A scientific theory is a well-substantiated explanation of some aspect of the natural world. It is based on empirical evidence and is subject to scientific scrutiny, testing, and revision.

In order for a scientific explanation to be considered a theory, it must meet certain requirements. In this article, we will discuss the requirements for a scientific theory.

Empirical Evidence

The first requirement for a scientific theory is that it must be based on empirical evidence. This means that the theory must be supported by observations and/or experiments that can be repeated by others. The evidence must be objective and measurable, meaning that it can be tested and verified by anyone who has the necessary equipment and expertise.

Testability

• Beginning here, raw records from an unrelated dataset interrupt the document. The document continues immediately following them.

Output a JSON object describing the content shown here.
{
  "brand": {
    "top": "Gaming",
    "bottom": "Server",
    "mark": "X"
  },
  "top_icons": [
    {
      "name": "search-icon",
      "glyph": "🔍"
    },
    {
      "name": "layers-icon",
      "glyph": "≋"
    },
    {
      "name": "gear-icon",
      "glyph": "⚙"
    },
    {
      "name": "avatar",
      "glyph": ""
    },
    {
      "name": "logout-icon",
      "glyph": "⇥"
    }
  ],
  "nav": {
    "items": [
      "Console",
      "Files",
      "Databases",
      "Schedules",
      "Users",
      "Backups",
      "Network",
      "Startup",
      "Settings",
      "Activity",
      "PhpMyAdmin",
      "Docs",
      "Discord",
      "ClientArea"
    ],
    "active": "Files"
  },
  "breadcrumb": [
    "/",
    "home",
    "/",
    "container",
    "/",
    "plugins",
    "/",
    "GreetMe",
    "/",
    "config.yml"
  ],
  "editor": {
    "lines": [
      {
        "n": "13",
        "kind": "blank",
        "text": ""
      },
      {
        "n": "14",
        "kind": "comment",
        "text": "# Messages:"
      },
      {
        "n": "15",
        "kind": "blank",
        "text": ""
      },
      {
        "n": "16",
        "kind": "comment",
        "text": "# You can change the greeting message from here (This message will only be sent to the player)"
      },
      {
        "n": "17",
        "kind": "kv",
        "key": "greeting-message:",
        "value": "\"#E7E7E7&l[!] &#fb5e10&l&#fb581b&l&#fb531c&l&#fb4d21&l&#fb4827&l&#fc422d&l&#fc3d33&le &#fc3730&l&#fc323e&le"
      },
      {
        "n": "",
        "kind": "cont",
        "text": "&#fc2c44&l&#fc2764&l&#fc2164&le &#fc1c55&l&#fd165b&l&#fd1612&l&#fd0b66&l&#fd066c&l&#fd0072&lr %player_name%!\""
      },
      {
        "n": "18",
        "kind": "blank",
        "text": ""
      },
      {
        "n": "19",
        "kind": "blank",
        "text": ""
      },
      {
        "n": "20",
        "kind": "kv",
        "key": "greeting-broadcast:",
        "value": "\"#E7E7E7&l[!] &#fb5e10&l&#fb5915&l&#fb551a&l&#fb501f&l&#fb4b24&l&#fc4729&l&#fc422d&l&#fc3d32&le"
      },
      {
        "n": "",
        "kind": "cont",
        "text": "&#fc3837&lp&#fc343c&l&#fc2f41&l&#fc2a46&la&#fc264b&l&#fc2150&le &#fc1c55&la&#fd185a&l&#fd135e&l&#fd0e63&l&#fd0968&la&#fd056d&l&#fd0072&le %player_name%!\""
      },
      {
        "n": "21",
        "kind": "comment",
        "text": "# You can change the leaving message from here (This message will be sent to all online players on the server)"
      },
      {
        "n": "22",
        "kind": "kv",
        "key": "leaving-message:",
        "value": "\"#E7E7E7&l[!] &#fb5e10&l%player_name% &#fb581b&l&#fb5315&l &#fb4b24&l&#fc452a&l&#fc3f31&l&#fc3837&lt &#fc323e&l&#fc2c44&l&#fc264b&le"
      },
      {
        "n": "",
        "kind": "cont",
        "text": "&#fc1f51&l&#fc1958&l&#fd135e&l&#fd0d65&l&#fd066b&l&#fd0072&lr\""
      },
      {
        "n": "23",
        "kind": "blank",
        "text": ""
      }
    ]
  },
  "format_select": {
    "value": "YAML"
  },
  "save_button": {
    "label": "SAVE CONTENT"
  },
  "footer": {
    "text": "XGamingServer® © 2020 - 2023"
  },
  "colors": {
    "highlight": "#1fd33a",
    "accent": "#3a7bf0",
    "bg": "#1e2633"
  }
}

A scientific theory must also be testable. This means that it can be subjected to experiments or observations that could potentially disprove it. If a theory cannot be tested, then it cannot be considered scientific.

Falsifiability

Related to testability is the concept of falsifiability. A scientific theory must have the potential to be proven false or falsified by new evidence or observations. If a theory cannot be falsified, then it cannot be considered scientific.

Predictive Power

Another requirement for a scientific theory is predictive power. This means that the theory should make predictions about future events or observations that can later be verified through experimentation or observation.

Simplicity

A good scientific theory should also have simplicity in its explanation. The simpler an explanation is, the more likely it is to be correct because it requires fewer assumptions.

Consistency with Existing Knowledge

Finally, a good scientific theory should also be consistent with existing knowledge in its field of study. It should not contradict what is already known about the natural world but instead build upon and expand upon existing knowledge.